* _What you will do_: Repeat everything in the data exactly except images.

Entries shown Block Start

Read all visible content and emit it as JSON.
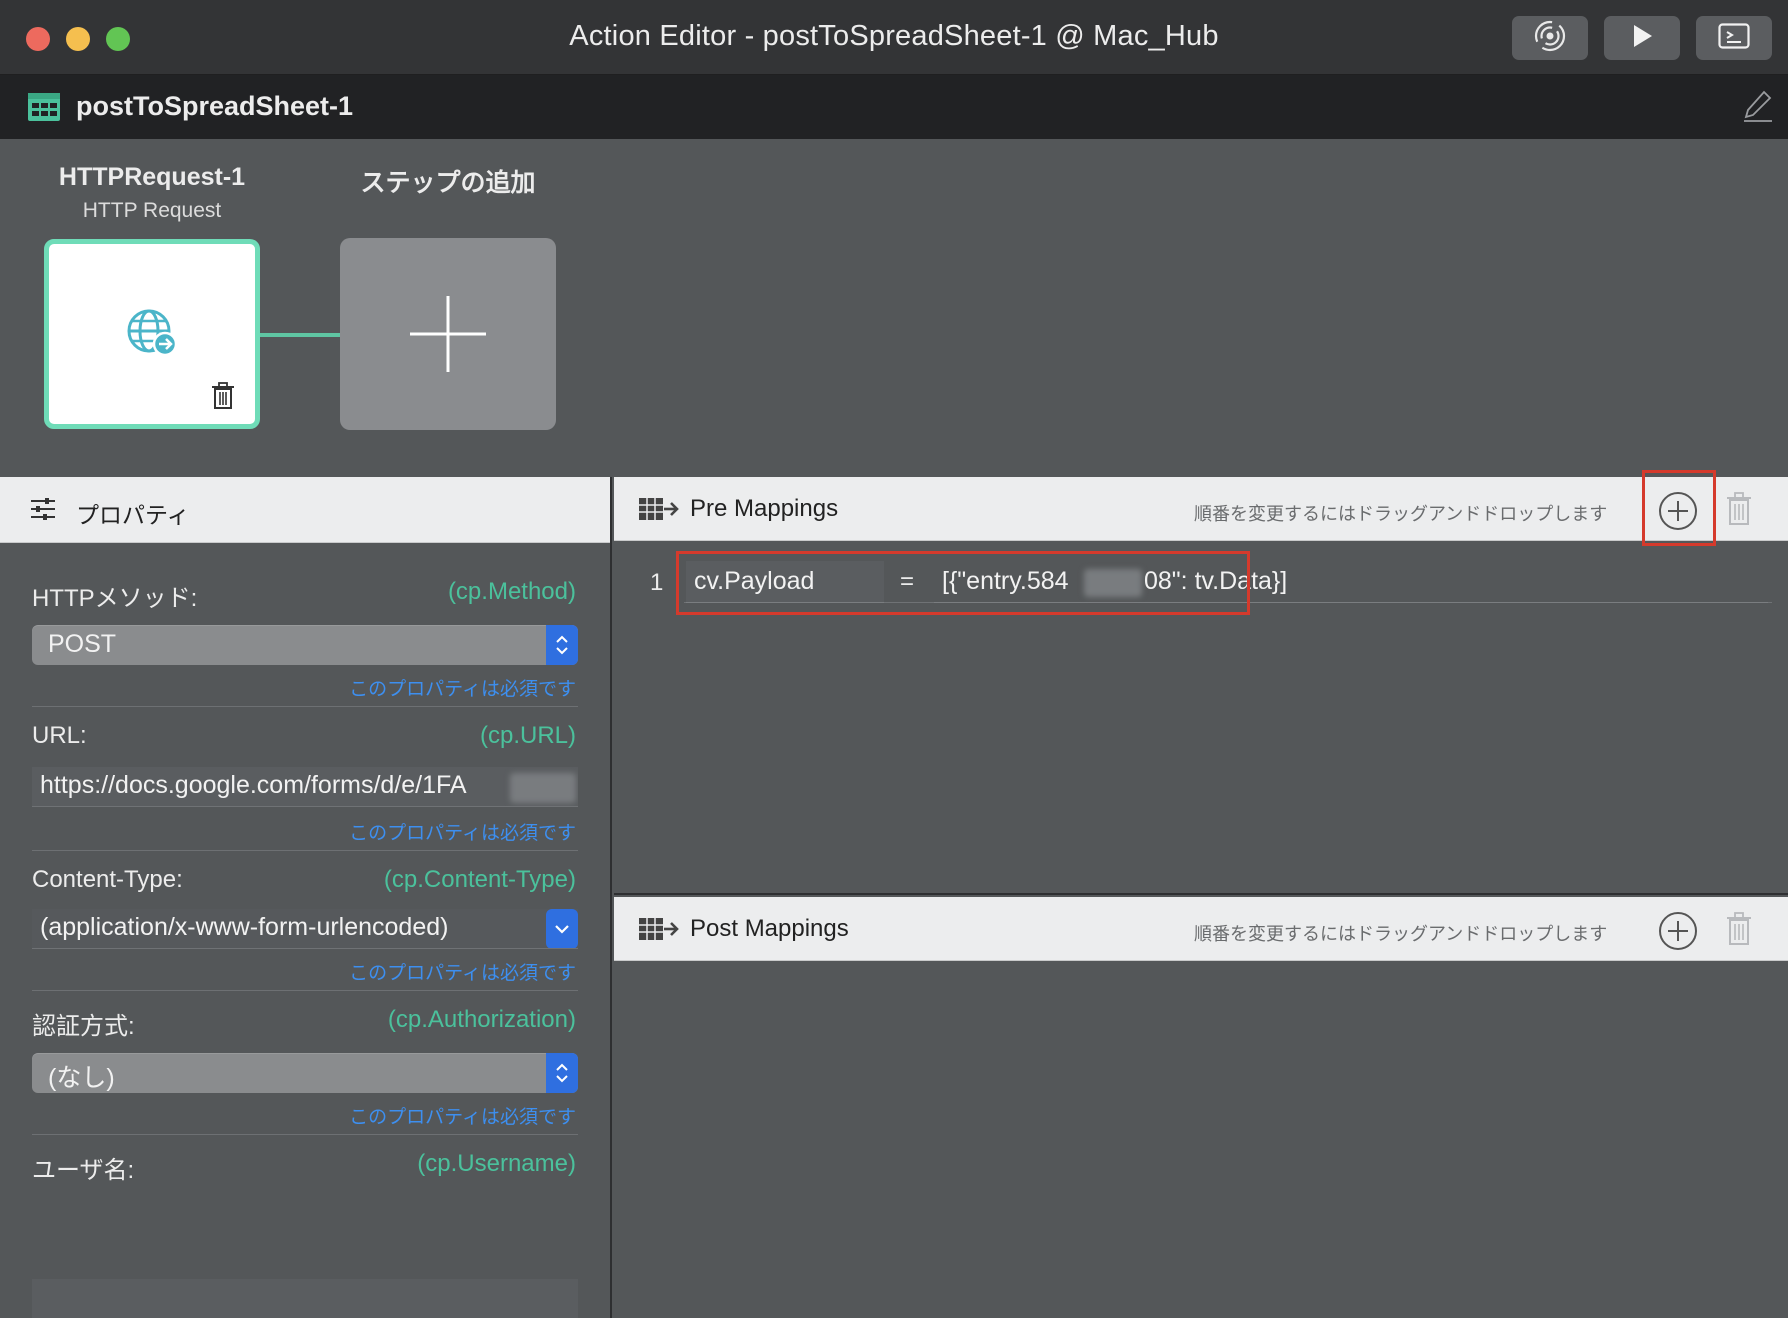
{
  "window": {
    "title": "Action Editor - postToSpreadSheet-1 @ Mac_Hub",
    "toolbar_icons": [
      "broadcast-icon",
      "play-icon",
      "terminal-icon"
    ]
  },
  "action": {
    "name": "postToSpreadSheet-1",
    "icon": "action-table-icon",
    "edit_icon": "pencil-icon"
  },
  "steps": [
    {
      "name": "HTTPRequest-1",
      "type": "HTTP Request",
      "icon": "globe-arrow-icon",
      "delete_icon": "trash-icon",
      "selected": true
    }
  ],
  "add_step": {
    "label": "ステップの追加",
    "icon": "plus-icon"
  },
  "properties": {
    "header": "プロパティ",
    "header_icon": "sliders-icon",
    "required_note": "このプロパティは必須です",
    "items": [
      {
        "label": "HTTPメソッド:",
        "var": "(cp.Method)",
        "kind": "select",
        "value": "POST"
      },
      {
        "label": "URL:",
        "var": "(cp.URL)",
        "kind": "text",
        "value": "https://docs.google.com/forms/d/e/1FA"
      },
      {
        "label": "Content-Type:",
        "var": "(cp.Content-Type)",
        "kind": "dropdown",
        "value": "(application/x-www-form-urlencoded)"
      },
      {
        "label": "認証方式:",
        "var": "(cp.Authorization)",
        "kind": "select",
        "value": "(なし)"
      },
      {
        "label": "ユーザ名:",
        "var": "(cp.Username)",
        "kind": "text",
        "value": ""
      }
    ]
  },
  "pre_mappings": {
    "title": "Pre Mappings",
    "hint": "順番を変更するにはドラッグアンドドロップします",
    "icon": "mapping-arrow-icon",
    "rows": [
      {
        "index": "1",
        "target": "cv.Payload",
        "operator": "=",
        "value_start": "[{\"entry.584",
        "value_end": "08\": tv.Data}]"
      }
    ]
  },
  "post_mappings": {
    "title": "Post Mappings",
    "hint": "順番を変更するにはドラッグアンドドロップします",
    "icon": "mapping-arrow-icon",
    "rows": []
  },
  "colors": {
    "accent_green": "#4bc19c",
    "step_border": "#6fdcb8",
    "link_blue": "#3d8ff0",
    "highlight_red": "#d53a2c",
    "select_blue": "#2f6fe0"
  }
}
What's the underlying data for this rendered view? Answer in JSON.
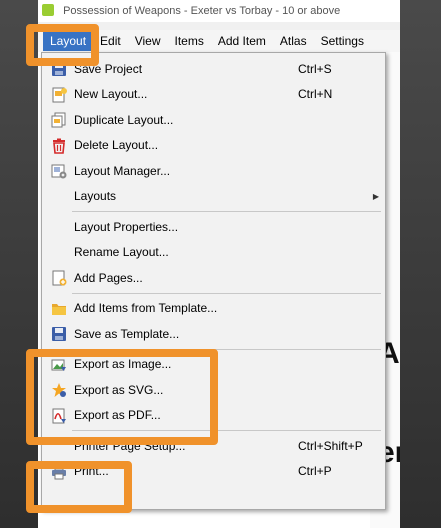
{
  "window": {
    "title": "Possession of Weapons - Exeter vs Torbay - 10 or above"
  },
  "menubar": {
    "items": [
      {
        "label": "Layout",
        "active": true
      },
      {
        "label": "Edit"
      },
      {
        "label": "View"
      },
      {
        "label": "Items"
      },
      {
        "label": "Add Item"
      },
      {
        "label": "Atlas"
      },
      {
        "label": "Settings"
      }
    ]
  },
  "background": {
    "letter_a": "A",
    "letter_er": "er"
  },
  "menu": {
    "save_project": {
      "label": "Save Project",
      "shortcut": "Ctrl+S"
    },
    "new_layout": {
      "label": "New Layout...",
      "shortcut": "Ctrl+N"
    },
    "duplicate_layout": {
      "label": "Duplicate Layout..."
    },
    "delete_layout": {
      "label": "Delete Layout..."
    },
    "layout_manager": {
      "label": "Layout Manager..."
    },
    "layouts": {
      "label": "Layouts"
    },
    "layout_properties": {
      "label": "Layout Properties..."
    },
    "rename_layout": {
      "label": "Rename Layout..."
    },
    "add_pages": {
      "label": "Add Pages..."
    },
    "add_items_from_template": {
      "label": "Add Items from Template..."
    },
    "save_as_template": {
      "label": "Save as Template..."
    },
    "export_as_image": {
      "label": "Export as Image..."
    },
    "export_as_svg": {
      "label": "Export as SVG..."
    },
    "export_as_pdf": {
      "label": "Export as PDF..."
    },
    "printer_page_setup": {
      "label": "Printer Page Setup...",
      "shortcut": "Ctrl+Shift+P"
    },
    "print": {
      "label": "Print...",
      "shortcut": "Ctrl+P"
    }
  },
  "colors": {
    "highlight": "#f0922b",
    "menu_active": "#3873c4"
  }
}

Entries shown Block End

* _Task output_:
Read all visible content and emit it as JSON.
{
  "window": {
    "title": "Action Editor - postToSpreadSheet-1 @ Mac_Hub",
    "toolbar_icons": [
      "broadcast-icon",
      "play-icon",
      "terminal-icon"
    ]
  },
  "action": {
    "name": "postToSpreadSheet-1",
    "icon": "action-table-icon",
    "edit_icon": "pencil-icon"
  },
  "steps": [
    {
      "name": "HTTPRequest-1",
      "type": "HTTP Request",
      "icon": "globe-arrow-icon",
      "delete_icon": "trash-icon",
      "selected": true
    }
  ],
  "add_step": {
    "label": "ステップの追加",
    "icon": "plus-icon"
  },
  "properties": {
    "header": "プロパティ",
    "header_icon": "sliders-icon",
    "required_note": "このプロパティは必須です",
    "items": [
      {
        "label": "HTTPメソッド:",
        "var": "(cp.Method)",
        "kind": "select",
        "value": "POST"
      },
      {
        "label": "URL:",
        "var": "(cp.URL)",
        "kind": "text",
        "value": "https://docs.google.com/forms/d/e/1FA"
      },
      {
        "label": "Content-Type:",
        "var": "(cp.Content-Type)",
        "kind": "dropdown",
        "value": "(application/x-www-form-urlencoded)"
      },
      {
        "label": "認証方式:",
        "var": "(cp.Authorization)",
        "kind": "select",
        "value": "(なし)"
      },
      {
        "label": "ユーザ名:",
        "var": "(cp.Username)",
        "kind": "text",
        "value": ""
      }
    ]
  },
  "pre_mappings": {
    "title": "Pre Mappings",
    "hint": "順番を変更するにはドラッグアンドドロップします",
    "icon": "mapping-arrow-icon",
    "rows": [
      {
        "index": "1",
        "target": "cv.Payload",
        "operator": "=",
        "value_start": "[{\"entry.584",
        "value_end": "08\": tv.Data}]"
      }
    ]
  },
  "post_mappings": {
    "title": "Post Mappings",
    "hint": "順番を変更するにはドラッグアンドドロップします",
    "icon": "mapping-arrow-icon",
    "rows": []
  },
  "colors": {
    "accent_green": "#4bc19c",
    "step_border": "#6fdcb8",
    "link_blue": "#3d8ff0",
    "highlight_red": "#d53a2c",
    "select_blue": "#2f6fe0"
  }
}
What's the underlying data for this rendered view? Answer in JSON.
{
  "window": {
    "title": "Possession of Weapons - Exeter vs Torbay - 10 or above"
  },
  "menubar": {
    "items": [
      {
        "label": "Layout",
        "active": true
      },
      {
        "label": "Edit"
      },
      {
        "label": "View"
      },
      {
        "label": "Items"
      },
      {
        "label": "Add Item"
      },
      {
        "label": "Atlas"
      },
      {
        "label": "Settings"
      }
    ]
  },
  "background": {
    "letter_a": "A",
    "letter_er": "er"
  },
  "menu": {
    "save_project": {
      "label": "Save Project",
      "shortcut": "Ctrl+S"
    },
    "new_layout": {
      "label": "New Layout...",
      "shortcut": "Ctrl+N"
    },
    "duplicate_layout": {
      "label": "Duplicate Layout..."
    },
    "delete_layout": {
      "label": "Delete Layout..."
    },
    "layout_manager": {
      "label": "Layout Manager..."
    },
    "layouts": {
      "label": "Layouts"
    },
    "layout_properties": {
      "label": "Layout Properties..."
    },
    "rename_layout": {
      "label": "Rename Layout..."
    },
    "add_pages": {
      "label": "Add Pages..."
    },
    "add_items_from_template": {
      "label": "Add Items from Template..."
    },
    "save_as_template": {
      "label": "Save as Template..."
    },
    "export_as_image": {
      "label": "Export as Image..."
    },
    "export_as_svg": {
      "label": "Export as SVG..."
    },
    "export_as_pdf": {
      "label": "Export as PDF..."
    },
    "printer_page_setup": {
      "label": "Printer Page Setup...",
      "shortcut": "Ctrl+Shift+P"
    },
    "print": {
      "label": "Print...",
      "shortcut": "Ctrl+P"
    }
  },
  "colors": {
    "highlight": "#f0922b",
    "menu_active": "#3873c4"
  }
}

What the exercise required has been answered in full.